## YOUR GOAL
Every record that follows must be given again exactly.

Collected data entries:
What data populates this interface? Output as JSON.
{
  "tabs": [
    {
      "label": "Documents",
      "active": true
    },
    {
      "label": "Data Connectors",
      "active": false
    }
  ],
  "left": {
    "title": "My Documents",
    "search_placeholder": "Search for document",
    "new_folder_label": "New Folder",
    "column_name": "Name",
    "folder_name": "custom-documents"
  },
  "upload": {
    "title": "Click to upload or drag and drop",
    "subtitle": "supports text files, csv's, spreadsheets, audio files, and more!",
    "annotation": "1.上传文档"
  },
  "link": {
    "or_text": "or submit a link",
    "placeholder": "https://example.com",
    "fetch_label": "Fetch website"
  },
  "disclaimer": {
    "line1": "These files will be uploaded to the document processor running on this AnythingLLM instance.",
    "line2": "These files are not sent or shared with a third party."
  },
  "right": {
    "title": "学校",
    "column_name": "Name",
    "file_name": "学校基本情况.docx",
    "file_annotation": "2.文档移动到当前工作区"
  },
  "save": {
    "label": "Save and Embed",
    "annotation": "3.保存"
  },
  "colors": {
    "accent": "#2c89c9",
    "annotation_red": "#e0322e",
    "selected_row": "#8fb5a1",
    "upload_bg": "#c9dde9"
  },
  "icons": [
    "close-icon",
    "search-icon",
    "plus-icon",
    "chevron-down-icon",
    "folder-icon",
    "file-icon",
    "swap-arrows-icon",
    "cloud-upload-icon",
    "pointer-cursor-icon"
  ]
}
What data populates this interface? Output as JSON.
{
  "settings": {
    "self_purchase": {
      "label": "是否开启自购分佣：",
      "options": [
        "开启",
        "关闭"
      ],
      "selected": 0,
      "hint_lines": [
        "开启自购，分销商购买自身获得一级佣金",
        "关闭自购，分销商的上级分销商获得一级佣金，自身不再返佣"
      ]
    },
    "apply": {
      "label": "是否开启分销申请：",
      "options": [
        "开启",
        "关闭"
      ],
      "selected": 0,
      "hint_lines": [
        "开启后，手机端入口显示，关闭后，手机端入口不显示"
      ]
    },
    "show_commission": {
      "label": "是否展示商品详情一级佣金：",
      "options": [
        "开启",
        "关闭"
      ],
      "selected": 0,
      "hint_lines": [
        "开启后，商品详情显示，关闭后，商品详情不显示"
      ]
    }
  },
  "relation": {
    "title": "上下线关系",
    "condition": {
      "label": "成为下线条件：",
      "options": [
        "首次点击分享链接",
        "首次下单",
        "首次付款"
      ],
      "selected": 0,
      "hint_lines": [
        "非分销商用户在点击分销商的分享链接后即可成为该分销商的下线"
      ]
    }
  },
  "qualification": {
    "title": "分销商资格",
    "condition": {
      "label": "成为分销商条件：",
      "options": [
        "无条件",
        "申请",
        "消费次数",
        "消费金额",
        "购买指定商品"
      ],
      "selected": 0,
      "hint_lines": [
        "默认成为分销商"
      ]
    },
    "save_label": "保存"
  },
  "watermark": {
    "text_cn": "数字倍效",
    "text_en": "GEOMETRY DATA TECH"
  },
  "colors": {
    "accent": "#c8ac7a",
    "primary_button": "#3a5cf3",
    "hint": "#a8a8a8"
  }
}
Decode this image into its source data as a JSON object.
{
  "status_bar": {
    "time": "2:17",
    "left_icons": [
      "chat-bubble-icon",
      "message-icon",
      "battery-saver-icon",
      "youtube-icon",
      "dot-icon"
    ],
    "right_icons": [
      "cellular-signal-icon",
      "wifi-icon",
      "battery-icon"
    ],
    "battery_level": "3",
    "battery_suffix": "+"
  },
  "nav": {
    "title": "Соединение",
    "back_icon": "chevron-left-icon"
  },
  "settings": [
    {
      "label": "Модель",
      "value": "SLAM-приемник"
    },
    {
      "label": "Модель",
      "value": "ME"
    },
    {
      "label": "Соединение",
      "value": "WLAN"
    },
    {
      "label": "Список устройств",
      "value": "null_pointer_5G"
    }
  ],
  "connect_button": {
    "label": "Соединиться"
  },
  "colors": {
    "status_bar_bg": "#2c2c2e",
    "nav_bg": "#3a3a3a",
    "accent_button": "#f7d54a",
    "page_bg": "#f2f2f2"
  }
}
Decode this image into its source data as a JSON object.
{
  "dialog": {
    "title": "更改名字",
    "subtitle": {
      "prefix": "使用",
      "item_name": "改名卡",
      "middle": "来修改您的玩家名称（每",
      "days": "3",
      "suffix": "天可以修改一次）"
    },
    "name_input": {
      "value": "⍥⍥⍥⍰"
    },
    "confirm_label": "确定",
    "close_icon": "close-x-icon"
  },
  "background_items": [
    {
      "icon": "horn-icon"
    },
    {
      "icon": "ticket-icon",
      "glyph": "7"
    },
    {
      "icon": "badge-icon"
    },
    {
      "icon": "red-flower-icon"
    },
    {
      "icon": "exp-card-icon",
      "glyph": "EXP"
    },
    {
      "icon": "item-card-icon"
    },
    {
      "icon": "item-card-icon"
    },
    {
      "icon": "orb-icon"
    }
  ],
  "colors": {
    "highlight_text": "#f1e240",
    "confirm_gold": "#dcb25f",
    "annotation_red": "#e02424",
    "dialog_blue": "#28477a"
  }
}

## PROBLEM SOLUTION
What data populates this interface? Output as JSON.
{
  "tabs": [
    {
      "label": "Documents",
      "active": true
    },
    {
      "label": "Data Connectors",
      "active": false
    }
  ],
  "left": {
    "title": "My Documents",
    "search_placeholder": "Search for document",
    "new_folder_label": "New Folder",
    "column_name": "Name",
    "folder_name": "custom-documents"
  },
  "upload": {
    "title": "Click to upload or drag and drop",
    "subtitle": "supports text files, csv's, spreadsheets, audio files, and more!",
    "annotation": "1.上传文档"
  },
  "link": {
    "or_text": "or submit a link",
    "placeholder": "https://example.com",
    "fetch_label": "Fetch website"
  },
  "disclaimer": {
    "line1": "These files will be uploaded to the document processor running on this AnythingLLM instance.",
    "line2": "These files are not sent or shared with a third party."
  },
  "right": {
    "title": "学校",
    "column_name": "Name",
    "file_name": "学校基本情况.docx",
    "file_annotation": "2.文档移动到当前工作区"
  },
  "save": {
    "label": "Save and Embed",
    "annotation": "3.保存"
  },
  "colors": {
    "accent": "#2c89c9",
    "annotation_red": "#e0322e",
    "selected_row": "#8fb5a1",
    "upload_bg": "#c9dde9"
  },
  "icons": [
    "close-icon",
    "search-icon",
    "plus-icon",
    "chevron-down-icon",
    "folder-icon",
    "file-icon",
    "swap-arrows-icon",
    "cloud-upload-icon",
    "pointer-cursor-icon"
  ]
}
What data populates this interface? Output as JSON.
{
  "settings": {
    "self_purchase": {
      "label": "是否开启自购分佣：",
      "options": [
        "开启",
        "关闭"
      ],
      "selected": 0,
      "hint_lines": [
        "开启自购，分销商购买自身获得一级佣金",
        "关闭自购，分销商的上级分销商获得一级佣金，自身不再返佣"
      ]
    },
    "apply": {
      "label": "是否开启分销申请：",
      "options": [
        "开启",
        "关闭"
      ],
      "selected": 0,
      "hint_lines": [
        "开启后，手机端入口显示，关闭后，手机端入口不显示"
      ]
    },
    "show_commission": {
      "label": "是否展示商品详情一级佣金：",
      "options": [
        "开启",
        "关闭"
      ],
      "selected": 0,
      "hint_lines": [
        "开启后，商品详情显示，关闭后，商品详情不显示"
      ]
    }
  },
  "relation": {
    "title": "上下线关系",
    "condition": {
      "label": "成为下线条件：",
      "options": [
        "首次点击分享链接",
        "首次下单",
        "首次付款"
      ],
      "selected": 0,
      "hint_lines": [
        "非分销商用户在点击分销商的分享链接后即可成为该分销商的下线"
      ]
    }
  },
  "qualification": {
    "title": "分销商资格",
    "condition": {
      "label": "成为分销商条件：",
      "options": [
        "无条件",
        "申请",
        "消费次数",
        "消费金额",
        "购买指定商品"
      ],
      "selected": 0,
      "hint_lines": [
        "默认成为分销商"
      ]
    },
    "save_label": "保存"
  },
  "watermark": {
    "text_cn": "数字倍效",
    "text_en": "GEOMETRY DATA TECH"
  },
  "colors": {
    "accent": "#c8ac7a",
    "primary_button": "#3a5cf3",
    "hint": "#a8a8a8"
  }
}
Decode this image into its source data as a JSON object.
{
  "status_bar": {
    "time": "2:17",
    "left_icons": [
      "chat-bubble-icon",
      "message-icon",
      "battery-saver-icon",
      "youtube-icon",
      "dot-icon"
    ],
    "right_icons": [
      "cellular-signal-icon",
      "wifi-icon",
      "battery-icon"
    ],
    "battery_level": "3",
    "battery_suffix": "+"
  },
  "nav": {
    "title": "Соединение",
    "back_icon": "chevron-left-icon"
  },
  "settings": [
    {
      "label": "Модель",
      "value": "SLAM-приемник"
    },
    {
      "label": "Модель",
      "value": "ME"
    },
    {
      "label": "Соединение",
      "value": "WLAN"
    },
    {
      "label": "Список устройств",
      "value": "null_pointer_5G"
    }
  ],
  "connect_button": {
    "label": "Соединиться"
  },
  "colors": {
    "status_bar_bg": "#2c2c2e",
    "nav_bg": "#3a3a3a",
    "accent_button": "#f7d54a",
    "page_bg": "#f2f2f2"
  }
}
Decode this image into its source data as a JSON object.
{
  "dialog": {
    "title": "更改名字",
    "subtitle": {
      "prefix": "使用",
      "item_name": "改名卡",
      "middle": "来修改您的玩家名称（每",
      "days": "3",
      "suffix": "天可以修改一次）"
    },
    "name_input": {
      "value": "⍥⍥⍥⍰"
    },
    "confirm_label": "确定",
    "close_icon": "close-x-icon"
  },
  "background_items": [
    {
      "icon": "horn-icon"
    },
    {
      "icon": "ticket-icon",
      "glyph": "7"
    },
    {
      "icon": "badge-icon"
    },
    {
      "icon": "red-flower-icon"
    },
    {
      "icon": "exp-card-icon",
      "glyph": "EXP"
    },
    {
      "icon": "item-card-icon"
    },
    {
      "icon": "item-card-icon"
    },
    {
      "icon": "orb-icon"
    }
  ],
  "colors": {
    "highlight_text": "#f1e240",
    "confirm_gold": "#dcb25f",
    "annotation_red": "#e02424",
    "dialog_blue": "#28477a"
  }
}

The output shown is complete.